WHAT TO WORK ON:
Copy the result of filtering the entries below for lines that include the string "this".

╭──

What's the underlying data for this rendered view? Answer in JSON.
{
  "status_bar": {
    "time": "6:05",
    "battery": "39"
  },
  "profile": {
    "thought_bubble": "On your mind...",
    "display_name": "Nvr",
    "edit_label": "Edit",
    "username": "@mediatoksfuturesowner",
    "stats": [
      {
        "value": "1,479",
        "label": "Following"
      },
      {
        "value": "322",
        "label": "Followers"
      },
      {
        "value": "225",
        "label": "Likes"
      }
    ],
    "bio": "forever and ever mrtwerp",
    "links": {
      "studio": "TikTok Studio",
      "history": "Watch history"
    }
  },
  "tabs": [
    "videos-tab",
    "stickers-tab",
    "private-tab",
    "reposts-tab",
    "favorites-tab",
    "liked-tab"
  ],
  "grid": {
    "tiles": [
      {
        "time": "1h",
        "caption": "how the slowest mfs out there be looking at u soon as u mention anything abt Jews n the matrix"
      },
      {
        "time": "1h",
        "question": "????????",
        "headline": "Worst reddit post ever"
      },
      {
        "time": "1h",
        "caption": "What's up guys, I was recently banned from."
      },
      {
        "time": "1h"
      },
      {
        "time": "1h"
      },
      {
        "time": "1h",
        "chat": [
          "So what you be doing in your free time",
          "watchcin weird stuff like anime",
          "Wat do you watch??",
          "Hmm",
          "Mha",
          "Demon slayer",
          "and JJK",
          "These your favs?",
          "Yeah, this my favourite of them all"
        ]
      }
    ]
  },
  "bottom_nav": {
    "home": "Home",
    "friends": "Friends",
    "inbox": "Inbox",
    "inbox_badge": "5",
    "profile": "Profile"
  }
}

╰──

OUTPUT OF THE EXERCISE:
What's the underlying data for this rendered view? Answer in JSON.
          "Yeah, this my favourite of them all"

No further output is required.